There was a time, whippersnappers, when we couldn’t go shopping on Sunday in these parts. The churches ruled retail, at least on that day. Basically, we were then what North Dakota is now.
Some people in North Dakota would like to be a little more Minnesotan, at least on that day. So an effort is underway in the legislative assembly to repeal the law that requires businesses to stay closed, the Grand Forks Herald reports.
“Even though we want to make sure that we protect people’s ability to have time to practice their religion or spend time with their family … it’s not the responsibility of the North Dakota state government to say, ‘This is the time,’” Rep. Shannon Roers Jones, R-Fargo, told the House Industry, Business and Labor Committee during a hearing on Wednesday.
It’s going to be a tough sell. The committee took no action on the proposal.
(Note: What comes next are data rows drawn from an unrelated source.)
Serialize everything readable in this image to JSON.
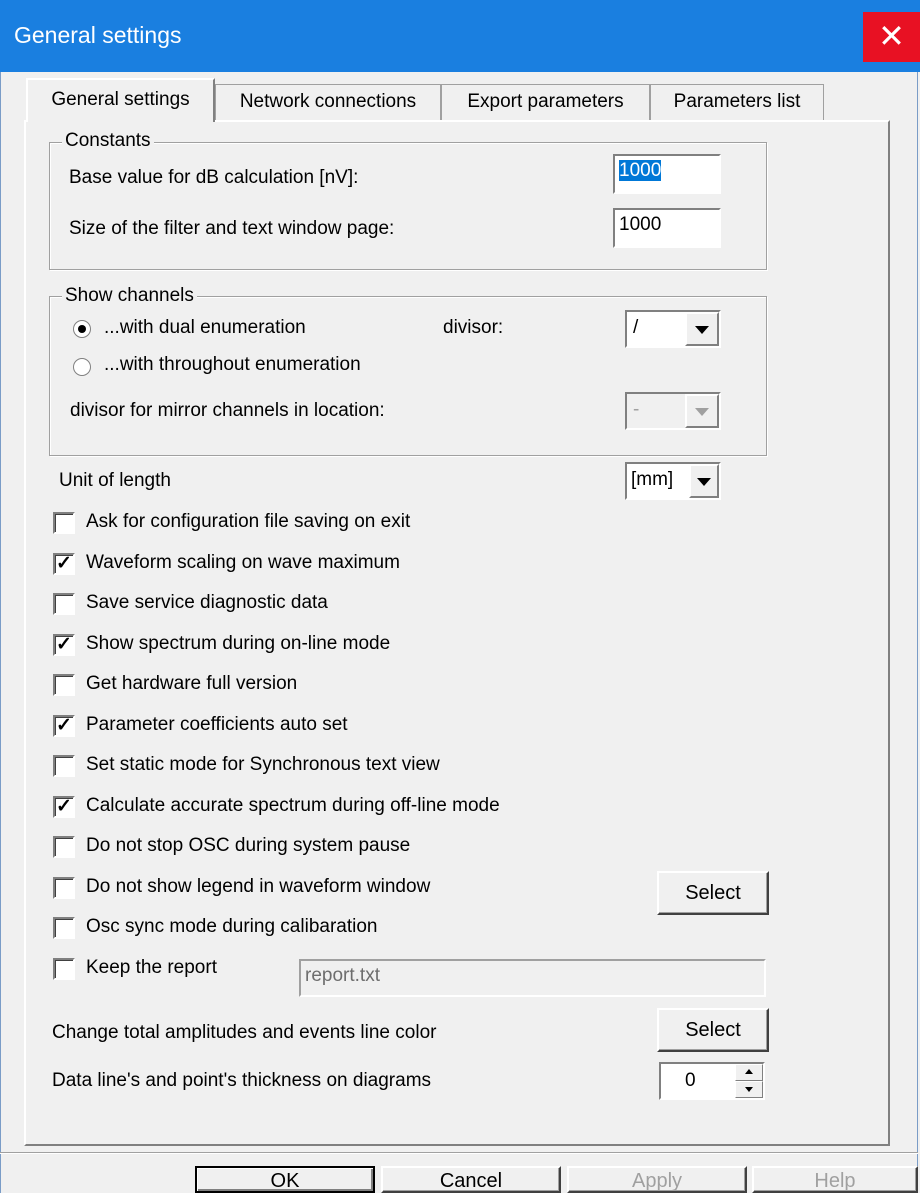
{
  "window": {
    "title": "General settings",
    "close_glyph": "✕"
  },
  "tabs": [
    "General settings",
    "Network connections",
    "Export parameters",
    "Parameters list"
  ],
  "constants": {
    "legend": "Constants",
    "db_label": "Base value for dB calculation [nV]:",
    "db_value": "1000",
    "page_label": "Size of the filter and text window page:",
    "page_value": "1000"
  },
  "show_channels": {
    "legend": "Show channels",
    "radio_dual": "...with dual enumeration",
    "radio_throughout": "...with throughout enumeration",
    "selected": "dual",
    "divisor_label": "divisor:",
    "divisor_value": "/",
    "mirror_label": "divisor for mirror channels in location:",
    "mirror_value": "-"
  },
  "unit": {
    "label": "Unit of length",
    "value": "[mm]"
  },
  "checkboxes": [
    {
      "label": "Ask for configuration file saving on exit",
      "checked": false
    },
    {
      "label": "Waveform scaling on wave maximum",
      "checked": true
    },
    {
      "label": "Save service diagnostic data",
      "checked": false
    },
    {
      "label": "Show spectrum during on-line mode",
      "checked": true
    },
    {
      "label": "Get hardware full version",
      "checked": false
    },
    {
      "label": "Parameter coefficients auto set",
      "checked": true
    },
    {
      "label": "Set static mode for Synchronous text view",
      "checked": false
    },
    {
      "label": "Calculate accurate spectrum during off-line mode",
      "checked": true
    },
    {
      "label": "Do not stop OSC during system pause",
      "checked": false
    },
    {
      "label": "Do not show legend in waveform window",
      "checked": false
    },
    {
      "label": "Osc sync mode during calibaration",
      "checked": false
    },
    {
      "label": "Keep the report",
      "checked": false
    }
  ],
  "legend_select_label": "Select",
  "report_file": "report.txt",
  "line_color": {
    "label": "Change total amplitudes and events line color",
    "button": "Select"
  },
  "thickness": {
    "label": "Data line's and point's thickness on diagrams",
    "value": "0"
  },
  "buttons": {
    "ok": "OK",
    "cancel": "Cancel",
    "apply": "Apply",
    "help": "Help"
  }
}
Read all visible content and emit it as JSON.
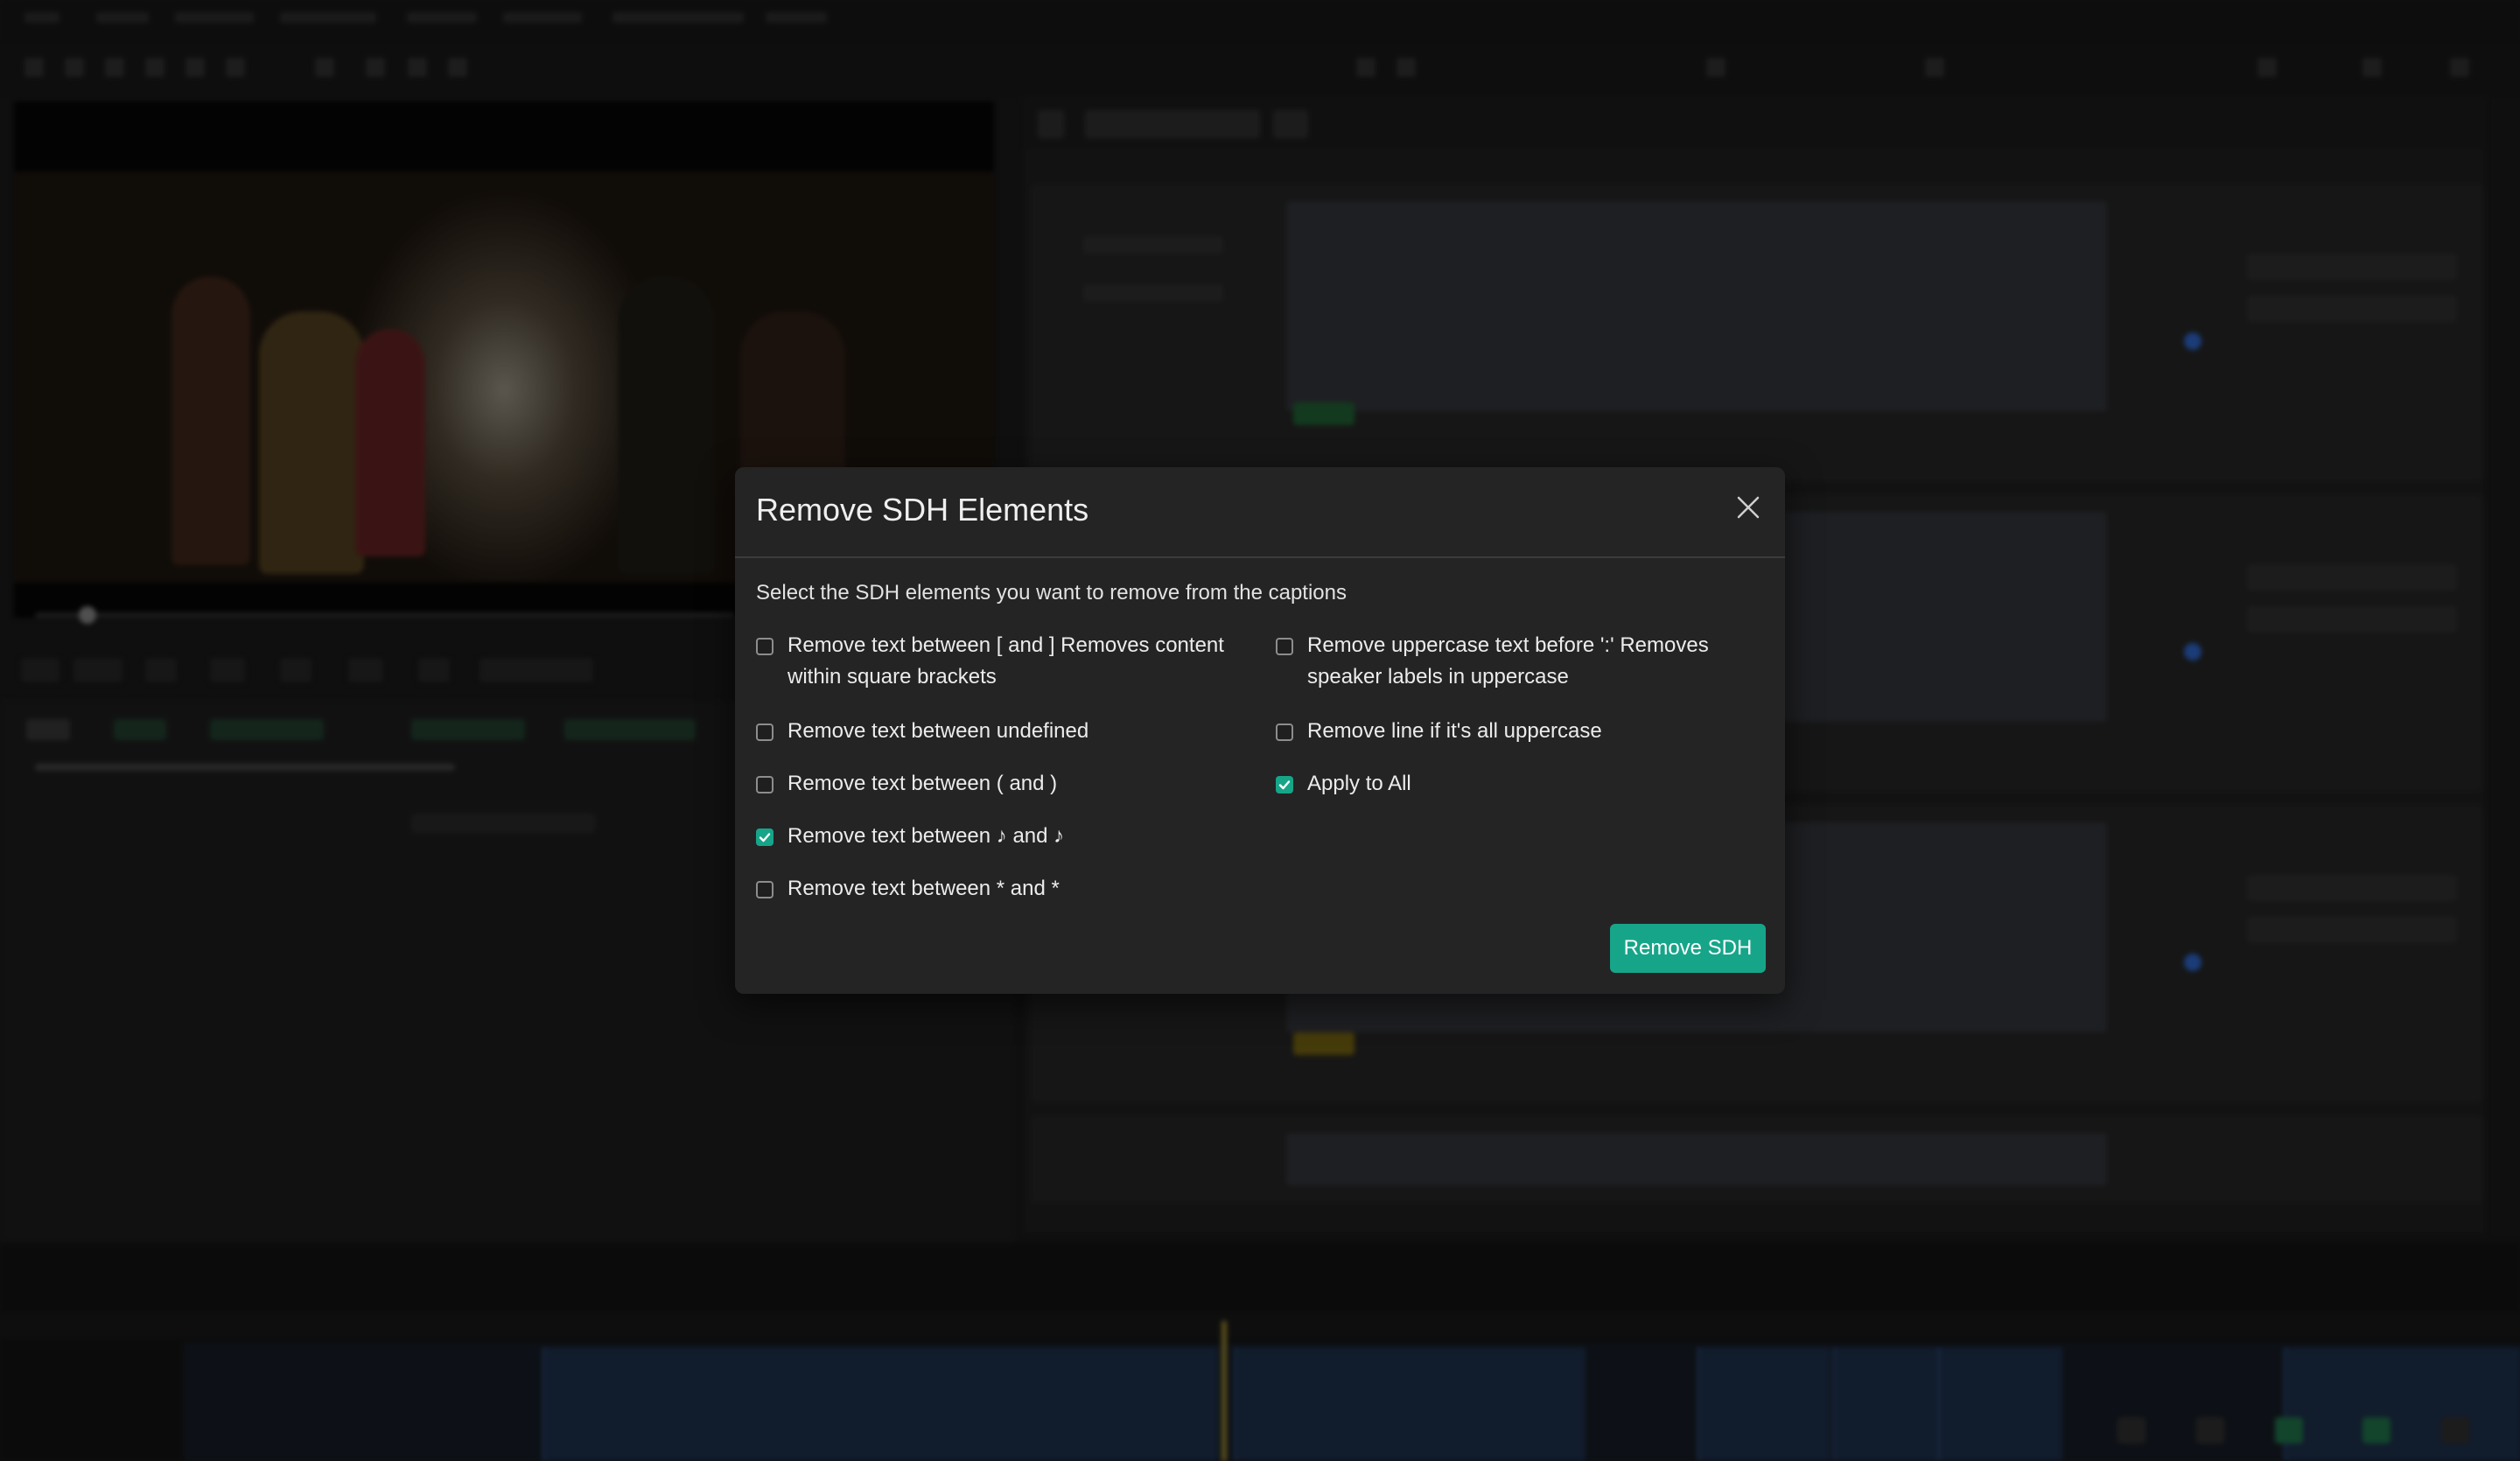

Two years ago, a similar bill was narrowly defeated.
The governor is for repeal, but the pastors are not.
“Will it make us a better society if we can buy anything we want seven days a week?” said the Rev. Douglas VanderMeulen of the Community Baptist Church in Fargo.
Indeed, a lot of North Dakotans are using the morning for rest and reflection, but many are doing so in the parking lots of stores while waiting for them to open.
Roers Jones says it goes against Republican values of personal responsibility and limited government to keep the restrictions in place.